Square is doing great. The stock has been absolutely hammered lately. They're down 35% since just the end of the quarter. It's all because of things that are likely to be very temporary headwinds, have nothing to do with the growth story. The CFO, Sarah Friar, left. They just announced she's leaving earlier than planned. She actually left last Friday. Jack Dorsey sold some stock. The market's not that happy that Square's getting into the personal credit business. But this is a company with tremendous potential for growth, and they're achieving that potential. The growth has been sustained for a long time now, even accelerating in many ways.

Warren Buffett made his bold prediction about Wells Fargo. My bold prediction is that in a decade from now, Square is going to be the most valuable of all of the War on Cash basket stocks.

Moser: That's a bold statement. I like it!

Frankel: It's time to be bold here.

Moser: Listen, Square is by far and away the highest-risk holding of the four in the War on Cash. And really, that was the point behind the War on Cash basket, to have a little bit of exposure to all areas of risk there. Square gives you the higher risk.

We talk about our market leaders in that basket. Visa is certainly one of them.
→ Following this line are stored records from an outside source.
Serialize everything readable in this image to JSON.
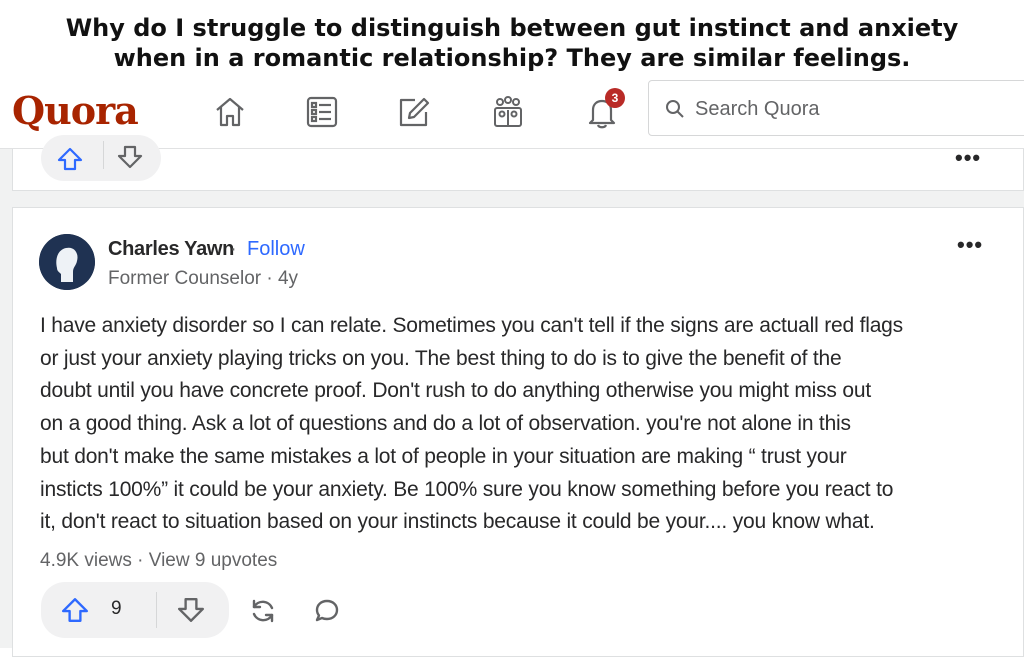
{
  "question": {
    "line1": "Why do I struggle to distinguish between gut instinct and anxiety",
    "line2": "when in a romantic relationship? They are similar feelings."
  },
  "header": {
    "logo": "Quora",
    "nav_icons": [
      "home-icon",
      "following-icon",
      "answer-icon",
      "spaces-icon",
      "notifications-icon"
    ],
    "notification_count": "3",
    "search_placeholder": "Search Quora"
  },
  "answer": {
    "author": "Charles Yawn",
    "separator": "·",
    "follow": "Follow",
    "credential": "Former Counselor · 4y",
    "lines": [
      "I have anxiety disorder so I can relate. Sometimes you can't tell if the signs are actuall red flags",
      "or just your anxiety playing tricks on you. The best thing to do is to give the benefit of the",
      "doubt until you have concrete proof. Don't rush to do anything otherwise you might miss out",
      "on a good thing. Ask a lot of questions and do a lot of observation. you're not alone in this",
      "but don't make the same mistakes a lot of people in your situation are making “ trust your",
      "insticts 100%” it could be your anxiety. Be 100% sure you know something before you react to",
      "it, don't react to situation based on your instincts because it could be your.... you know what."
    ],
    "meta": "4.9K views · View 9 upvotes",
    "upvotes": "9"
  },
  "more_label": "•••",
  "colors": {
    "brand": "#a82400",
    "link": "#2e69ff",
    "badge": "#b92b27",
    "upvote": "#2e69ff"
  }
}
Not much to say here. It's relatively status quo for the largest card company out there. Everybody, I think, has a Visa card in their wallet at this point. Payments continue to grow nicely. The company is immensely profitable. The only real criticism that I have with Visa was in regard to the dividend. They raised their dividend recently, but it was a very, very modest amount. I feel like Visa and MasterCard could probably do a little bit better on that cash in the pocket for shareholders. They continue to repurchase shares. Share count is down more than 12% since 2013. But you look at the company's payout ratio, and I think these numbers are fairly memorable here. Their payout ratio is around 19%. Since 2013, it hasn't exceeded 23.6%. That's all to say that they can absolutely afford that dividend, and they can afford to grow that dividend.

Again, nothing terribly surprising with the quarter. It was a good quarter. I just, frankly, would love to see them raise that dividend a little bit more for shareholders. Maybe that will happen in time. What was your takeaway with MasterCard?

Frankel: I could say the same thing. Neither Visa or MasterCard is a high dividend stock.

Moser: It feels like they should be.

Frankel: They should be. I think they will. Right now, we're in the second or third inning of the war on cash. Once we're in the seventh or eighth inning, I think we're going to see them become actual high dividend stocks. I like that they're buying back shares. MasterCard spent over $1 billion on repurchases in the third quarter alone and bought a bunch more in the first little bit of October to take advantage of the weakness. I'm definitely a fan of when companies take advantage of price drops by using buybacks.

I have mixed feelings about it. I would love to see them pay a little bit more of a dividend. But at the same time, I understand, one, the importance of investing cash back into the business; and two, of buying stock, especially when the market's volatile like this. So, just like Visa, MasterCard's business looks great. Everything's growing at pretty much a double-digit rate. Revenue is growing faster than expenses, which is really nice to see. International revenue is really taking off. Cross-border transactions up 17% year over year.

These companies are growing. There's definitely an argument to be made that the money they're investing back into their business and not paying out as dividends is being well-spent. Like I said, I have mixed feelings. I think within the next five years or so, you're going to see them prioritize dividend increases as they grow into the new cashless society.

Moser: That's a very Buffett-esque quality. They feel like they can do more with that money right now as opposed to paying it out in the form of dividends. From that perspective, I agree. I think that makes a lot of sense. At least that's encouraging. It's a glass-half-full way to look at it, man. Thanks.

Frankel: It's tough to argue with that logic when they're producing double-digit growth rates.

Moser: Yeah, listen, I'm a happy shareholder either way. Don't misunderstand me. [laughs]